Thanks for all your comments on boots on the hill. The main point was to remind folks that they need to check there soles to ensure the tread is still good. There were many comments that a lot of folk use approach shoes on the hill. I do at times but again it’s worth checking your soles for grip! When Approach shoes came out I used a pair on the Rum ridge they were great but I trashed them. Nowadays they are better and as I broke my ankle many years ago I prefer to protect my ankles a bit more. It’s personal preference in the end.
Running shoes. They are designed for the hill with big tread. Many are taking this up and loving the freedom they give. There are so many brands now on the market in my day your choice was limited to Walsh’s and I did some superb days on the long hill like Tranters Round when I was fit. These were wonderful days as you could go light and felt at one with the mountains. Unfortunately my running days are over and I still miss that freedom.
My friend Adrian on All things Cullin gives some great advice on footwear what to wear on the Skye Ridge. A unique test of footwear? Please have a look at “All things Cullin” on Face book
Comment : These days I don’t wear mountain boots but do wear wellies with vibram soles. When they get worn down I get them resoled here, https://lancashiresportsrepairs.co.uk/
I think it’s good value! A few folk that I trust said they often used Approach shoes on the hill any more information, advice comments would be great?

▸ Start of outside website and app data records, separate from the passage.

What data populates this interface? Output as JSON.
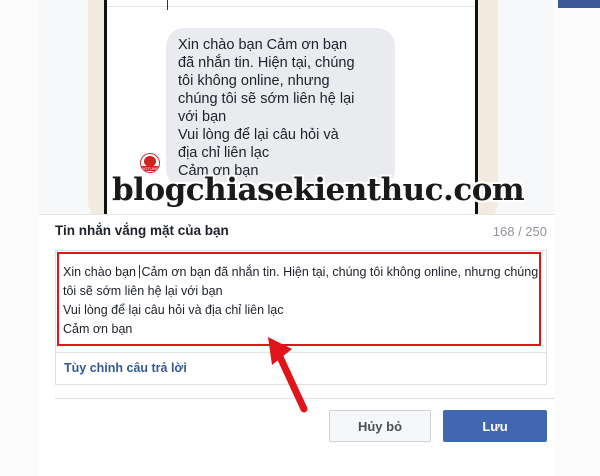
{
  "preview": {
    "bubble_lines": [
      "Xin chào bạn Cảm ơn bạn",
      "đã nhắn tin. Hiện tại, chúng",
      "tôi không online, nhưng",
      "chúng tôi sẽ sớm liên hệ lại",
      "với bạn",
      "Vui lòng để lại câu hỏi và",
      "địa chỉ liên lạc",
      "Cảm ơn bạn"
    ],
    "avatar_label": "HOTLINE"
  },
  "watermark": "blogchiasekienthuc.com",
  "form": {
    "title": "Tin nhắn vắng mặt của bạn",
    "counter": "168 / 250",
    "message": {
      "line1_before_caret": "Xin chào bạn ",
      "line1_after_caret": "Cảm ơn bạn đã nhắn tin. Hiện tại, chúng tôi không online, nhưng chúng",
      "line2": "tôi sẽ sớm liên hệ lại với bạn",
      "line3": "Vui lòng để lại câu hỏi và địa chỉ liên lạc",
      "line4": "Cảm ơn bạn"
    },
    "customize_link": "Tùy chỉnh câu trả lời"
  },
  "buttons": {
    "cancel": "Hủy bỏ",
    "save": "Lưu"
  },
  "colors": {
    "highlight": "#e0141b",
    "save_button": "#4267b2",
    "link": "#365899"
  }
}
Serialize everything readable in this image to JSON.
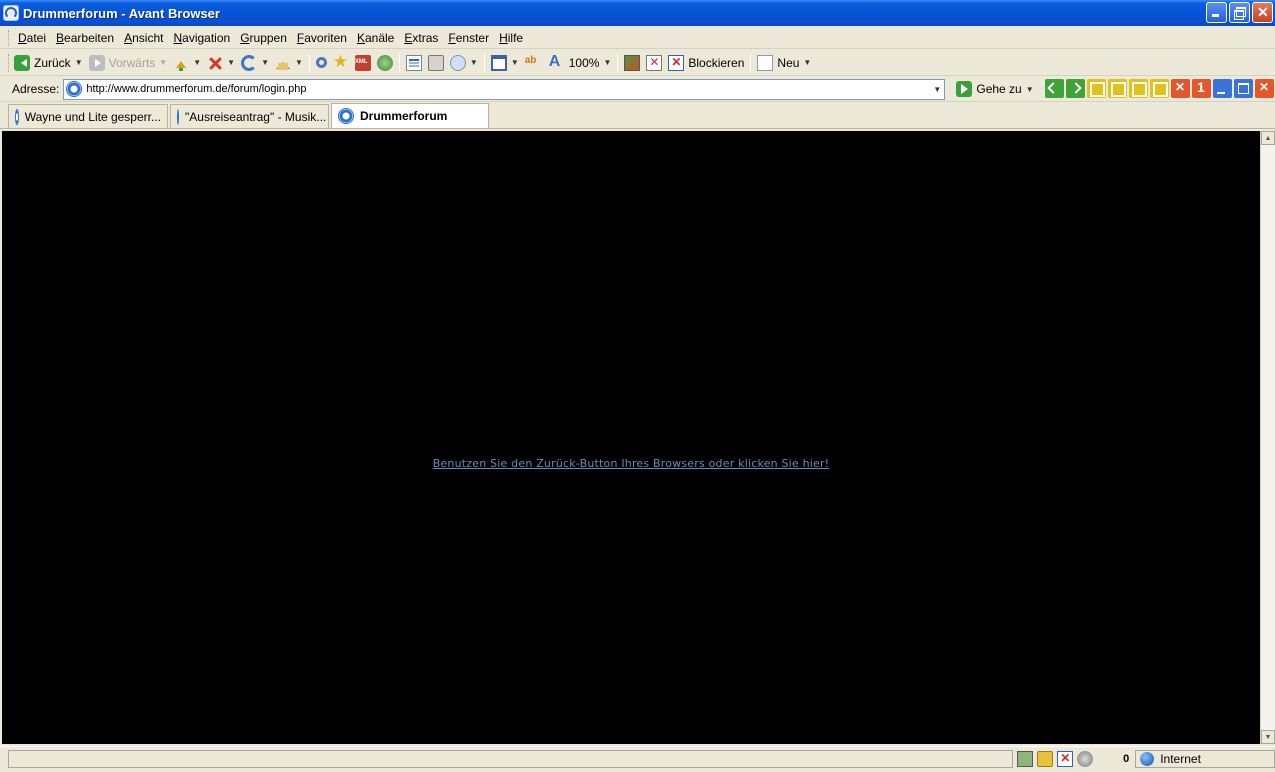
{
  "window": {
    "title": "Drummerforum - Avant Browser"
  },
  "menu": {
    "items": [
      {
        "key": "D",
        "rest": "atei"
      },
      {
        "key": "B",
        "rest": "earbeiten"
      },
      {
        "key": "A",
        "rest": "nsicht"
      },
      {
        "key": "N",
        "rest": "avigation"
      },
      {
        "key": "G",
        "rest": "ruppen"
      },
      {
        "key": "F",
        "rest": "avoriten"
      },
      {
        "key": "K",
        "rest": "anäle"
      },
      {
        "key": "E",
        "rest": "xtras"
      },
      {
        "key": "F",
        "rest": "enster"
      },
      {
        "key": "H",
        "rest": "ilfe"
      }
    ]
  },
  "toolbar": {
    "back_label": "Zurück",
    "forward_label": "Vorwärts",
    "zoom": "100%",
    "block_label": "Blockieren",
    "new_label": "Neu"
  },
  "address": {
    "label": "Adresse:",
    "url": "http://www.drummerforum.de/forum/login.php",
    "go_label": "Gehe zu"
  },
  "tabs": [
    {
      "label": "Wayne und Lite gesperr...",
      "active": false
    },
    {
      "label": "\"Ausreiseantrag\" - Musik...",
      "active": false
    },
    {
      "label": "Drummerforum",
      "active": true
    }
  ],
  "content": {
    "link_text": "Benutzen Sie den Zurück-Button Ihres Browsers oder klicken Sie hier!",
    "background": "#000000",
    "link_color": "#6f87b6"
  },
  "status": {
    "count": "0",
    "zone": "Internet"
  }
}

The point of my ramblings were to have a look at the soles of your boots approach shoes, running shoes. Many of us have been walking low level during the Covid restrictions. Boots approach shoes have been hammered as we walk in different places. So please have a look at your soles.